Task item =
Tally the lines of the records that contain the string "from", then give the total and nothing more.

======== Data extracts ========

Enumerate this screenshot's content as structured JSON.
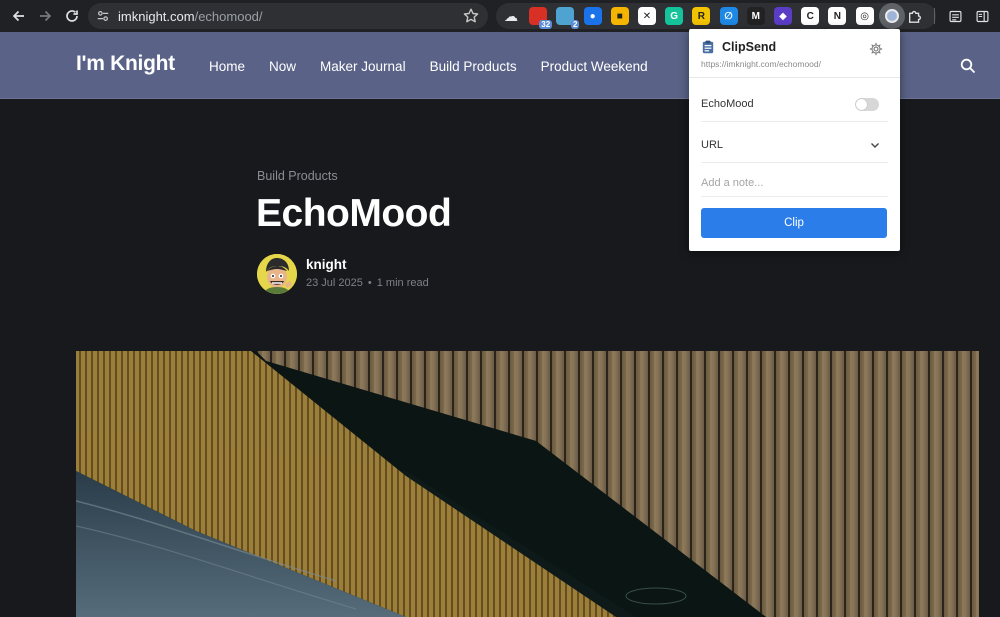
{
  "browser": {
    "url_host": "imknight.com",
    "url_path": "/echomood/",
    "extensions": [
      {
        "name": "cloud-extension-icon",
        "glyph": "☁",
        "bg": "transparent"
      },
      {
        "name": "calendar-extension-icon",
        "glyph": "",
        "badge": "32",
        "bg": "#d93025"
      },
      {
        "name": "pin-extension-icon",
        "glyph": "",
        "badge": "2",
        "bg": "#4fa3d1"
      },
      {
        "name": "password-extension-icon",
        "glyph": "●",
        "bg": "#1a73e8"
      },
      {
        "name": "yellow-extension-icon",
        "glyph": "■",
        "bg": "#f4b400"
      },
      {
        "name": "x-extension-icon",
        "glyph": "✕",
        "bg": "#ffffff"
      },
      {
        "name": "grammarly-extension-icon",
        "glyph": "G",
        "bg": "#15c39a"
      },
      {
        "name": "r-extension-icon",
        "glyph": "R",
        "bg": "#f2c300"
      },
      {
        "name": "link-extension-icon",
        "glyph": "∅",
        "bg": "#1e88e5"
      },
      {
        "name": "m-extension-icon",
        "glyph": "M",
        "bg": "#222222"
      },
      {
        "name": "purple-extension-icon",
        "glyph": "◆",
        "bg": "#5b3cc4"
      },
      {
        "name": "c-extension-icon",
        "glyph": "C",
        "bg": "#ffffff"
      },
      {
        "name": "notion-extension-icon",
        "glyph": "N",
        "bg": "#ffffff"
      },
      {
        "name": "camera-extension-icon",
        "glyph": "◎",
        "bg": "#ffffff"
      },
      {
        "name": "clipsend-extension-icon",
        "glyph": "●",
        "bg": "#9fb4d6"
      }
    ]
  },
  "site": {
    "logo": "I'm Knight",
    "nav": [
      "Home",
      "Now",
      "Maker Journal",
      "Build Products",
      "Product Weekend"
    ]
  },
  "article": {
    "kicker": "Build Products",
    "title": "EchoMood",
    "author": "knight",
    "date": "23 Jul 2025",
    "dot": "•",
    "read_time": "1 min read"
  },
  "popup": {
    "title": "ClipSend",
    "url": "https://imknight.com/echomood/",
    "toggle_label": "EchoMood",
    "toggle_on": false,
    "select_value": "URL",
    "note_placeholder": "Add a note...",
    "clip_label": "Clip"
  },
  "colors": {
    "header_bg": "#5a6387",
    "page_bg": "#18191d",
    "clip_button": "#2b7de9"
  }
}
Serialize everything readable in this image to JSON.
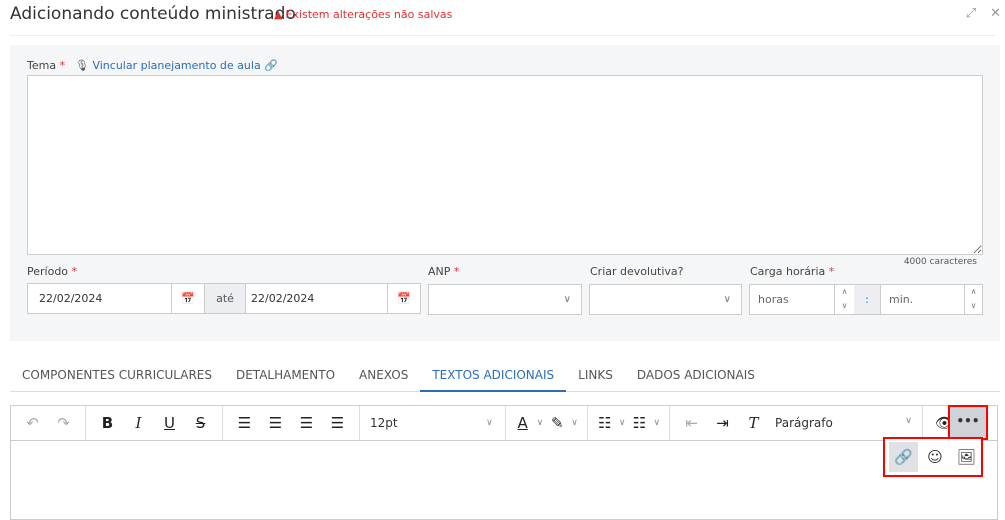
{
  "header": {
    "title": "Adicionando conteúdo ministrado",
    "warning": "Existem alterações não salvas"
  },
  "form": {
    "tema_label": "Tema",
    "link_label": "Vincular planejamento de aula",
    "counter": "4000 caracteres",
    "periodo_label": "Período",
    "date_start": "22/02/2024",
    "ate": "até",
    "date_end": "22/02/2024",
    "anp_label": "ANP",
    "devolutiva_label": "Criar devolutiva?",
    "carga_label": "Carga horária",
    "horas_placeholder": "horas",
    "sep": ":",
    "min_placeholder": "min."
  },
  "tabs": [
    {
      "label": "COMPONENTES CURRICULARES"
    },
    {
      "label": "DETALHAMENTO"
    },
    {
      "label": "ANEXOS"
    },
    {
      "label": "TEXTOS ADICIONAIS",
      "active": true
    },
    {
      "label": "LINKS"
    },
    {
      "label": "DADOS ADICIONAIS"
    }
  ],
  "toolbar": {
    "font_size": "12pt",
    "block_format": "Parágrafo",
    "more": "•••"
  },
  "colors": {
    "accent": "#2a6ebb",
    "warning": "#e0302e",
    "highlight": "#ff0000"
  }
}
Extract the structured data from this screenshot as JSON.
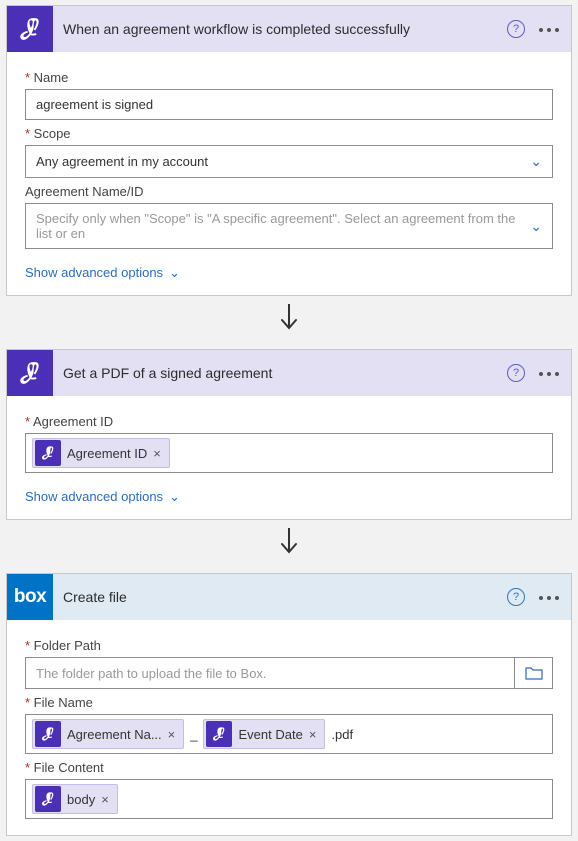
{
  "steps": [
    {
      "title": "When an agreement workflow is completed successfully",
      "fields": {
        "name_label": "Name",
        "name_value": "agreement is signed",
        "scope_label": "Scope",
        "scope_value": "Any agreement in my account",
        "agreement_label": "Agreement Name/ID",
        "agreement_placeholder": "Specify only when \"Scope\" is \"A specific agreement\". Select an agreement from the list or en"
      },
      "advanced": "Show advanced options"
    },
    {
      "title": "Get a PDF of a signed agreement",
      "fields": {
        "id_label": "Agreement ID",
        "id_token": "Agreement ID"
      },
      "advanced": "Show advanced options"
    },
    {
      "title": "Create file",
      "fields": {
        "folder_label": "Folder Path",
        "folder_placeholder": "The folder path to upload the file to Box.",
        "filename_label": "File Name",
        "filename_tokens": [
          "Agreement Na...",
          "Event Date"
        ],
        "filename_sep": "_",
        "filename_suffix": ".pdf",
        "content_label": "File Content",
        "content_token": "body"
      }
    }
  ]
}
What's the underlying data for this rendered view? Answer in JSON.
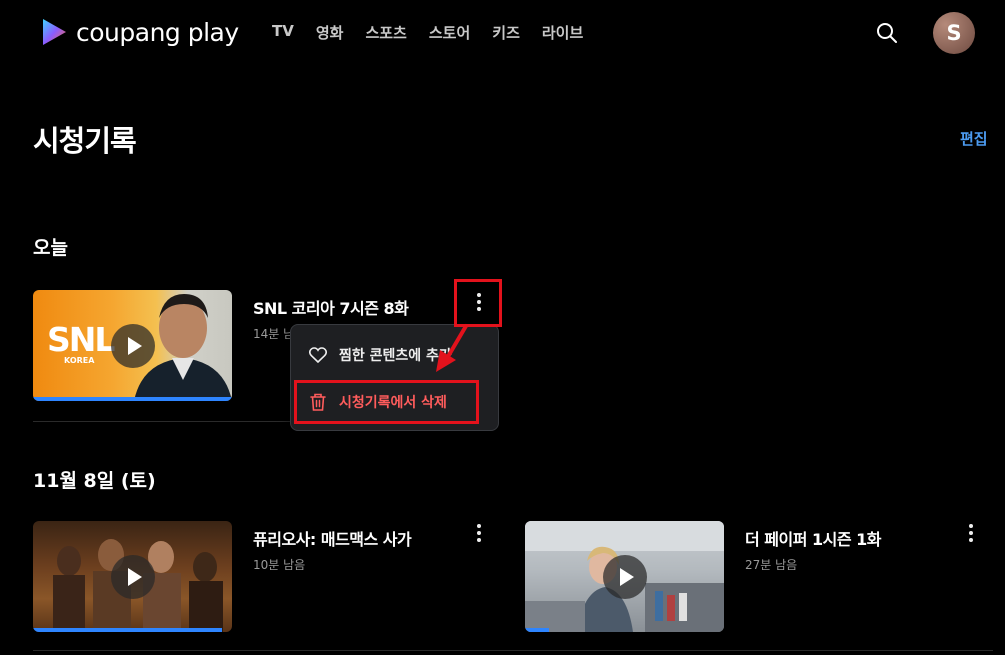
{
  "header": {
    "logo_text": "coupang play",
    "nav": [
      "TV",
      "영화",
      "스포츠",
      "스토어",
      "키즈",
      "라이브"
    ],
    "avatar_initial": "S"
  },
  "page": {
    "title": "시청기록",
    "edit_label": "편집"
  },
  "sections": {
    "today": {
      "title": "오늘",
      "items": [
        {
          "title": "SNL 코리아 7시즌 8화",
          "remaining": "14분 남음",
          "thumb_text": "SNL",
          "thumb_sub": "KOREA",
          "progress": 1.0
        }
      ]
    },
    "nov8": {
      "title": "11월 8일 (토)",
      "items": [
        {
          "title": "퓨리오사: 매드맥스 사가",
          "remaining": "10분 남음",
          "progress": 0.95
        },
        {
          "title": "더 페이퍼 1시즌 1화",
          "remaining": "27분 남음",
          "progress": 0.12
        }
      ]
    }
  },
  "menu": {
    "items": [
      {
        "label": "찜한 콘텐츠에 추가",
        "icon": "heart-icon"
      },
      {
        "label": "시청기록에서 삭제",
        "icon": "trash-icon"
      }
    ]
  },
  "colors": {
    "accent_blue": "#4c9bf0",
    "progress_blue": "#2e85ff",
    "delete_red": "#ff5c5c",
    "annotation_red": "#e3121c"
  }
}
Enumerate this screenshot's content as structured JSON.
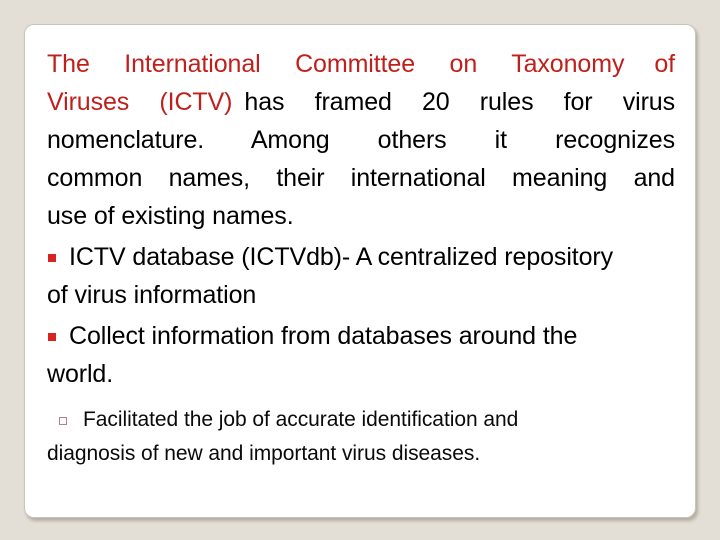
{
  "slide": {
    "background_color": "#e4dfd6",
    "panel_color": "#ffffff",
    "accent_color": "#c0201c",
    "bullet_color": "#d8241f",
    "subbullet_color": "#b57f9a",
    "paragraph": {
      "red_lead_1": "The International Committee on Taxonomy",
      "red_lead_2": "of",
      "red_lead_3": "Viruses  (ICTV)",
      "body_rest_1": "has  framed  20  rules  for  virus",
      "body_rest_2": "nomenclature.    Among    others    it    recognizes",
      "body_rest_3": "common  names,  their  international  meaning  and",
      "body_rest_4": "use of existing names."
    },
    "bullets": [
      {
        "level": 1,
        "marker": "solid-square-bullet-icon",
        "line_1": "ICTV database (ICTVdb)- A centralized repository",
        "line_2": "of virus information"
      },
      {
        "level": 1,
        "marker": "solid-square-bullet-icon",
        "line_1": "Collect   information    from databases around the",
        "line_2": "world."
      },
      {
        "level": 2,
        "marker": "hollow-square-bullet-icon",
        "line_1": "Facilitated the job of accurate identification and",
        "line_2": "diagnosis of new and important virus diseases."
      }
    ]
  }
}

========

Answer area =
3